*EXERCISE PROMPT*: Find every line below with the word "autotype" in it, and copy each one.
[[ PROVIDED DATA open ]]
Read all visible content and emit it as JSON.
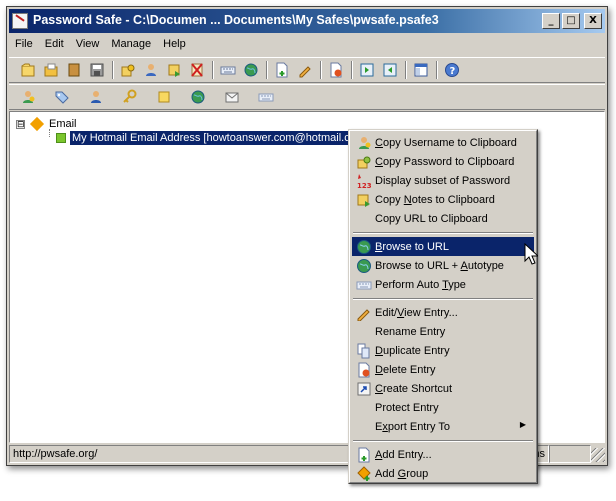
{
  "window": {
    "title": "Password Safe - C:\\Documen ... Documents\\My Safes\\pwsafe.psafe3",
    "min_glyph": "_",
    "max_glyph": "□",
    "close_glyph": "X"
  },
  "menubar": [
    "File",
    "Edit",
    "View",
    "Manage",
    "Help"
  ],
  "toolbar1": [
    "new-database-icon",
    "open-database-icon",
    "close-database-icon",
    "save-icon",
    "copy-password-icon",
    "copy-username-icon",
    "copy-notes-icon",
    "clear-clipboard-icon",
    "autotype-icon",
    "browse-url-icon",
    "add-entry-icon",
    "edit-entry-icon",
    "delete-entry-icon",
    "expand-all-icon",
    "collapse-all-icon",
    "options-icon",
    "help-icon"
  ],
  "toolbar2": [
    "copy-username-icon",
    "tag-icon",
    "user-icon",
    "key-icon",
    "note-icon",
    "globe-icon",
    "email-icon",
    "keyboard-icon"
  ],
  "tree": {
    "group": {
      "expander": "⊟",
      "label": "Email"
    },
    "entry": {
      "label": "My Hotmail Email Address [howtoanswer.com@hotmail.com]",
      "selected": true
    }
  },
  "status": {
    "url": "http://pwsafe.org/",
    "items_suffix": "ems"
  },
  "context_menu": {
    "items": [
      {
        "pre": "",
        "ul": "C",
        "post": "opy Username to Clipboard",
        "icon": "copy-username-icon"
      },
      {
        "pre": "",
        "ul": "C",
        "post": "opy Password to Clipboard",
        "icon": "copy-password-icon"
      },
      {
        "pre": "Display subset of Password",
        "ul": "",
        "post": "",
        "icon": "password-subset-icon"
      },
      {
        "pre": "Copy ",
        "ul": "N",
        "post": "otes to Clipboard",
        "icon": "copy-notes-icon"
      },
      {
        "pre": "Copy URL to Clipboard",
        "ul": "",
        "post": "",
        "icon": ""
      },
      {
        "separator": true
      },
      {
        "pre": "",
        "ul": "B",
        "post": "rowse to URL",
        "icon": "browse-url-icon",
        "highlighted": true
      },
      {
        "pre": "Browse to URL + ",
        "ul": "A",
        "post": "utotype",
        "icon": "browse-autotype-icon"
      },
      {
        "pre": "Perform Auto ",
        "ul": "T",
        "post": "ype",
        "icon": "autotype-icon"
      },
      {
        "separator": true
      },
      {
        "pre": "Edit/",
        "ul": "V",
        "post": "iew Entry...",
        "icon": "edit-entry-icon"
      },
      {
        "pre": "Rename Entry",
        "ul": "",
        "post": "",
        "icon": ""
      },
      {
        "pre": "",
        "ul": "D",
        "post": "uplicate Entry",
        "icon": "duplicate-entry-icon"
      },
      {
        "pre": "",
        "ul": "D",
        "post": "elete Entry",
        "icon": "delete-entry-icon"
      },
      {
        "pre": "",
        "ul": "C",
        "post": "reate Shortcut",
        "icon": "create-shortcut-icon"
      },
      {
        "pre": "Protect Entry",
        "ul": "",
        "post": "",
        "icon": ""
      },
      {
        "pre": "E",
        "ul": "x",
        "post": "port Entry To",
        "icon": "",
        "submenu": true,
        "arrow": "▶"
      },
      {
        "separator": true
      },
      {
        "pre": "",
        "ul": "A",
        "post": "dd Entry...",
        "icon": "add-entry-icon"
      },
      {
        "pre": "Add ",
        "ul": "G",
        "post": "roup",
        "icon": "add-group-icon"
      }
    ]
  }
}
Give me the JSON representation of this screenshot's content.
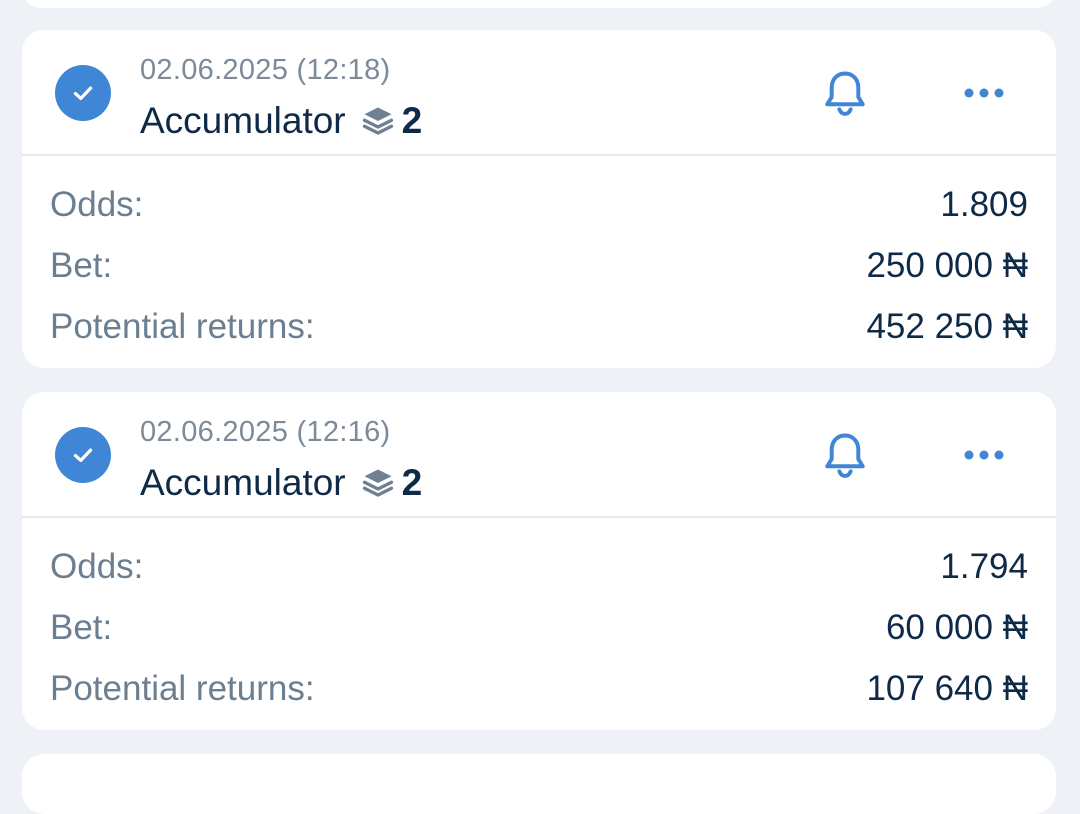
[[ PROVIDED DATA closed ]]
*WRITTEN ANSWER*:
    "autotype-icon",
        "icon": "browse-autotype-icon"
        "icon": "autotype-icon"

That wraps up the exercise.